• **Problem requirements**: Output the data below exactly.

• **Data provided**:
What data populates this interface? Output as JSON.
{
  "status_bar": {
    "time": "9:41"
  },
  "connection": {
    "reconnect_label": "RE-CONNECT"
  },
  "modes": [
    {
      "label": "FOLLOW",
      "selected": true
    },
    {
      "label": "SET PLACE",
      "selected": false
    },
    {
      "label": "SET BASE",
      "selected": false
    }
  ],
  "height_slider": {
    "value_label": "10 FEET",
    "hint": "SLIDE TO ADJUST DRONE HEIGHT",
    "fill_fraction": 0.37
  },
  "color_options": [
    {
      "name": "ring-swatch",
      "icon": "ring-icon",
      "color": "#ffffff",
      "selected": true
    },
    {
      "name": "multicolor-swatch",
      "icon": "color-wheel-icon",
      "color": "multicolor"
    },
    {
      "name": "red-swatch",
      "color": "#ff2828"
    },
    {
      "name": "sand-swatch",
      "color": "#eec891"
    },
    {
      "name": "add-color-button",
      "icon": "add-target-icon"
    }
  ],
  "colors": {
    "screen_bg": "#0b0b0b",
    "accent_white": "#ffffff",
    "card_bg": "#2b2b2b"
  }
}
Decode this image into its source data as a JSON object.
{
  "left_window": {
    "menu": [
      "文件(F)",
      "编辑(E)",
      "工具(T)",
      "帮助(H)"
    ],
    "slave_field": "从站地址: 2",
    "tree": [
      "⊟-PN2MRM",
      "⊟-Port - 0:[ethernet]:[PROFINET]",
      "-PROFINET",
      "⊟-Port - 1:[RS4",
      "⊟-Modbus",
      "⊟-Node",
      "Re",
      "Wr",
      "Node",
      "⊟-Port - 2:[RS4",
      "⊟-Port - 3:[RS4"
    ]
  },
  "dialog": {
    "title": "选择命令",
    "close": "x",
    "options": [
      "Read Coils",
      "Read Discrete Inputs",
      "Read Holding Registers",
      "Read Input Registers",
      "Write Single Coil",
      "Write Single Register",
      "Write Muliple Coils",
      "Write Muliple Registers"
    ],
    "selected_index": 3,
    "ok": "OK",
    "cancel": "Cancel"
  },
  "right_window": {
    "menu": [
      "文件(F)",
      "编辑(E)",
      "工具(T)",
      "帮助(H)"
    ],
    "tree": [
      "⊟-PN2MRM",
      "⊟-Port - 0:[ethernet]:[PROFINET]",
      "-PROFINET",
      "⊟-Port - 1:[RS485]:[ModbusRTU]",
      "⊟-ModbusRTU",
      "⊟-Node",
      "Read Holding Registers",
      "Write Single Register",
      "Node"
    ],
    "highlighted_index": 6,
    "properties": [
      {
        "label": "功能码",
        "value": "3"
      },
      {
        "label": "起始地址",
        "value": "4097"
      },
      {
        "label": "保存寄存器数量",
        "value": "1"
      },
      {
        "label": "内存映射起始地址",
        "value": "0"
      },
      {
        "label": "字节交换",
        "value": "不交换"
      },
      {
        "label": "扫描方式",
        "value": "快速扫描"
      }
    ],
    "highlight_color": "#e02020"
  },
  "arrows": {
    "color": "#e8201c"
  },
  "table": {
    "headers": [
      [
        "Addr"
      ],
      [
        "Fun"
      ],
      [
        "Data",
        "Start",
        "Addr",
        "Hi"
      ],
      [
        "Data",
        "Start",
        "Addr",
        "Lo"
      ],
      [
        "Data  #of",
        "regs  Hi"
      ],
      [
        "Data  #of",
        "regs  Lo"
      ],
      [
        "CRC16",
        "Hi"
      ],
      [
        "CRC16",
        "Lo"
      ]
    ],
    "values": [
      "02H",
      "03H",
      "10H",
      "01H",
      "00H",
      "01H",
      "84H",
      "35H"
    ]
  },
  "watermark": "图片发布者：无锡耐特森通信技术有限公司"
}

• **Answer box**:
What data populates this interface? Output as JSON.
{
  "status_bar": {
    "time": "9:41"
  },
  "connection": {
    "reconnect_label": "RE-CONNECT"
  },
  "modes": [
    {
      "label": "FOLLOW",
      "selected": true
    },
    {
      "label": "SET PLACE",
      "selected": false
    },
    {
      "label": "SET BASE",
      "selected": false
    }
  ],
  "height_slider": {
    "value_label": "10 FEET",
    "hint": "SLIDE TO ADJUST DRONE HEIGHT",
    "fill_fraction": 0.37
  },
  "color_options": [
    {
      "name": "ring-swatch",
      "icon": "ring-icon",
      "color": "#ffffff",
      "selected": true
    },
    {
      "name": "multicolor-swatch",
      "icon": "color-wheel-icon",
      "color": "multicolor"
    },
    {
      "name": "red-swatch",
      "color": "#ff2828"
    },
    {
      "name": "sand-swatch",
      "color": "#eec891"
    },
    {
      "name": "add-color-button",
      "icon": "add-target-icon"
    }
  ],
  "colors": {
    "screen_bg": "#0b0b0b",
    "accent_white": "#ffffff",
    "card_bg": "#2b2b2b"
  }
}
Decode this image into its source data as a JSON object.
{
  "left_window": {
    "menu": [
      "文件(F)",
      "编辑(E)",
      "工具(T)",
      "帮助(H)"
    ],
    "slave_field": "从站地址: 2",
    "tree": [
      "⊟-PN2MRM",
      "⊟-Port - 0:[ethernet]:[PROFINET]",
      "-PROFINET",
      "⊟-Port - 1:[RS4",
      "⊟-Modbus",
      "⊟-Node",
      "Re",
      "Wr",
      "Node",
      "⊟-Port - 2:[RS4",
      "⊟-Port - 3:[RS4"
    ]
  },
  "dialog": {
    "title": "选择命令",
    "close": "x",
    "options": [
      "Read Coils",
      "Read Discrete Inputs",
      "Read Holding Registers",
      "Read Input Registers",
      "Write Single Coil",
      "Write Single Register",
      "Write Muliple Coils",
      "Write Muliple Registers"
    ],
    "selected_index": 3,
    "ok": "OK",
    "cancel": "Cancel"
  },
  "right_window": {
    "menu": [
      "文件(F)",
      "编辑(E)",
      "工具(T)",
      "帮助(H)"
    ],
    "tree": [
      "⊟-PN2MRM",
      "⊟-Port - 0:[ethernet]:[PROFINET]",
      "-PROFINET",
      "⊟-Port - 1:[RS485]:[ModbusRTU]",
      "⊟-ModbusRTU",
      "⊟-Node",
      "Read Holding Registers",
      "Write Single Register",
      "Node"
    ],
    "highlighted_index": 6,
    "properties": [
      {
        "label": "功能码",
        "value": "3"
      },
      {
        "label": "起始地址",
        "value": "4097"
      },
      {
        "label": "保存寄存器数量",
        "value": "1"
      },
      {
        "label": "内存映射起始地址",
        "value": "0"
      },
      {
        "label": "字节交换",
        "value": "不交换"
      },
      {
        "label": "扫描方式",
        "value": "快速扫描"
      }
    ],
    "highlight_color": "#e02020"
  },
  "arrows": {
    "color": "#e8201c"
  },
  "table": {
    "headers": [
      [
        "Addr"
      ],
      [
        "Fun"
      ],
      [
        "Data",
        "Start",
        "Addr",
        "Hi"
      ],
      [
        "Data",
        "Start",
        "Addr",
        "Lo"
      ],
      [
        "Data  #of",
        "regs  Hi"
      ],
      [
        "Data  #of",
        "regs  Lo"
      ],
      [
        "CRC16",
        "Hi"
      ],
      [
        "CRC16",
        "Lo"
      ]
    ],
    "values": [
      "02H",
      "03H",
      "10H",
      "01H",
      "00H",
      "01H",
      "84H",
      "35H"
    ]
  },
  "watermark": "图片发布者：无锡耐特森通信技术有限公司"
}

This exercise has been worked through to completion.